Fariss currently sits on the Agriculture, Chesapeake and Natural Resources committee, the Appropriations and Public Safety committees, and the Health, Welfare and Institutions committee.
The charges against Fariss stem from an incident that happened the afternoon of March 2. According to Virginia State Police, the lawmaker was heading south on U.S. 501 in Campbell County in his 2015 Chevrolet Tahoe when the vehicle crossed the center line, continued off the northbound side of the road and struck a pedestrian, who suffered minor injuries. The woman told authorities she had been a passenger in the SUV prior to the incident.
Fariss left the scene but turned himself in the next day and met a state trooper at the magistrate’s office, state police said. He was charged with one count of malicious wounding, a Class 3 felony; one count of failing to stop after an accident, a Class 5 felony; and one count of reckless driving, a Class 1 misdemeanor, according to state police and online court records.
Fariss was released on a $7,500 bond and is due to be arraigned in Campbell County General District Court on May 16.
Zehr is a former member of the Campbell County Board of Supervisors, representing Rustburg from 2014 until 2018. He has also served as the chairman of the Campbell County Republican Party and of the 59th House District Republican Committee, which is now the 51st district after the Virginia Supreme Court approved new legislative maps in 2021.
In his email to supporters Friday, Zehr vowed to be “a fighter, not a follower” in Richmond.
“The voters of the 51st district are tired of extremist Democrats in Washington and Richmond robbing us of our freedoms. They are ready to fight back,” Zehr said. “They are ready to send a fighter to Richmond. And I look forward to being their voice in the House of Delegates.”

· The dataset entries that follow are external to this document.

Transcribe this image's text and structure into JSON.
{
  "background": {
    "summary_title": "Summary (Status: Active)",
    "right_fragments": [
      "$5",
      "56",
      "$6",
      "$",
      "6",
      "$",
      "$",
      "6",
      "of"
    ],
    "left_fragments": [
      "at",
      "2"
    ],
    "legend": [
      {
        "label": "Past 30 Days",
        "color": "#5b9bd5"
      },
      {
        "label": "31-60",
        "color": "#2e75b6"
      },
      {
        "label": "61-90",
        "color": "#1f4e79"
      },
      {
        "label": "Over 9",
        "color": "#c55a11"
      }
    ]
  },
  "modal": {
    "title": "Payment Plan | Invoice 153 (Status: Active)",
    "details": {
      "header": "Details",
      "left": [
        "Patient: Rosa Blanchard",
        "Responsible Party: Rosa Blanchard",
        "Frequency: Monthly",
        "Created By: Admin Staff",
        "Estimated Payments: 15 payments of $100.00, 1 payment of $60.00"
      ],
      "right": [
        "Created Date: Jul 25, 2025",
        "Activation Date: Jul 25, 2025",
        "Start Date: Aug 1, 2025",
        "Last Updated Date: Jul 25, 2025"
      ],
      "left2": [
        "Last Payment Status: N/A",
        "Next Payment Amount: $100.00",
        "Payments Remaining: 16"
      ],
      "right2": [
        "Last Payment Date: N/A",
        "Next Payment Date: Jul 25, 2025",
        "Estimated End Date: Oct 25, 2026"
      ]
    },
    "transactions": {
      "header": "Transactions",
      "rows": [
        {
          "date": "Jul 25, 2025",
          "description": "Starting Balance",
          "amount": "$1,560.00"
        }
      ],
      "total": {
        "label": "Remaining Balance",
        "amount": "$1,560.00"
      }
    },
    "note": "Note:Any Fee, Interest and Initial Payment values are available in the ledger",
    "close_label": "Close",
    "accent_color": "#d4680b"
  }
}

Barringer, the district’s GOP chair, said that local Republicans reacted favorably to Zehr’s nomination by default. “I think people generally feel very good about Eric. He’s run a very positive and active campaign already,” Barringer said.